- Exercise goal
Only an exact repetition of all the entries will be accepted.

- Material for this task
● ● ● ●
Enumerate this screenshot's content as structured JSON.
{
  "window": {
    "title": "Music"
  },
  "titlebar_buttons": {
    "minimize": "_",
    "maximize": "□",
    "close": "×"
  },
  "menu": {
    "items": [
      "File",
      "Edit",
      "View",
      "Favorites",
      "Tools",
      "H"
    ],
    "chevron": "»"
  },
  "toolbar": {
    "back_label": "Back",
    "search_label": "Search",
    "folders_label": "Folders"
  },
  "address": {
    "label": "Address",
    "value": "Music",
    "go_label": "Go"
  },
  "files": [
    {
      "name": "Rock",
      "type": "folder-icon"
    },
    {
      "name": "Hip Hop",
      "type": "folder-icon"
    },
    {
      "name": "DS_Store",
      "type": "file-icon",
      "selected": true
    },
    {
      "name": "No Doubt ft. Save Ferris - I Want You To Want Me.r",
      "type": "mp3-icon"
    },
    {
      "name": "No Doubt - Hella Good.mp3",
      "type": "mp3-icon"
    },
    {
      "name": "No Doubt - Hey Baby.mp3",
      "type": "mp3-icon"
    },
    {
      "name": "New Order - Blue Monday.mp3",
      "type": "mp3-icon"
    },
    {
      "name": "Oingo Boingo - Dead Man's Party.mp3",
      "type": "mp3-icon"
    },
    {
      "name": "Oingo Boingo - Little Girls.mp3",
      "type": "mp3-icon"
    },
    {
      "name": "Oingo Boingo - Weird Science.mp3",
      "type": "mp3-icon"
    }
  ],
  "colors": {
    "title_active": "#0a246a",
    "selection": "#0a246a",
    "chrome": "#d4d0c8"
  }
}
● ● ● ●
- Solved problem
Enumerate this screenshot's content as structured JSON.
{
  "window": {
    "title": "Music"
  },
  "titlebar_buttons": {
    "minimize": "_",
    "maximize": "□",
    "close": "×"
  },
  "menu": {
    "items": [
      "File",
      "Edit",
      "View",
      "Favorites",
      "Tools",
      "H"
    ],
    "chevron": "»"
  },
  "toolbar": {
    "back_label": "Back",
    "search_label": "Search",
    "folders_label": "Folders"
  },
  "address": {
    "label": "Address",
    "value": "Music",
    "go_label": "Go"
  },
  "files": [
    {
      "name": "Rock",
      "type": "folder-icon"
    },
    {
      "name": "Hip Hop",
      "type": "folder-icon"
    },
    {
      "name": "DS_Store",
      "type": "file-icon",
      "selected": true
    },
    {
      "name": "No Doubt ft. Save Ferris - I Want You To Want Me.r",
      "type": "mp3-icon"
    },
    {
      "name": "No Doubt - Hella Good.mp3",
      "type": "mp3-icon"
    },
    {
      "name": "No Doubt - Hey Baby.mp3",
      "type": "mp3-icon"
    },
    {
      "name": "New Order - Blue Monday.mp3",
      "type": "mp3-icon"
    },
    {
      "name": "Oingo Boingo - Dead Man's Party.mp3",
      "type": "mp3-icon"
    },
    {
      "name": "Oingo Boingo - Little Girls.mp3",
      "type": "mp3-icon"
    },
    {
      "name": "Oingo Boingo - Weird Science.mp3",
      "type": "mp3-icon"
    }
  ],
  "colors": {
    "title_active": "#0a246a",
    "selection": "#0a246a",
    "chrome": "#d4d0c8"
  }
}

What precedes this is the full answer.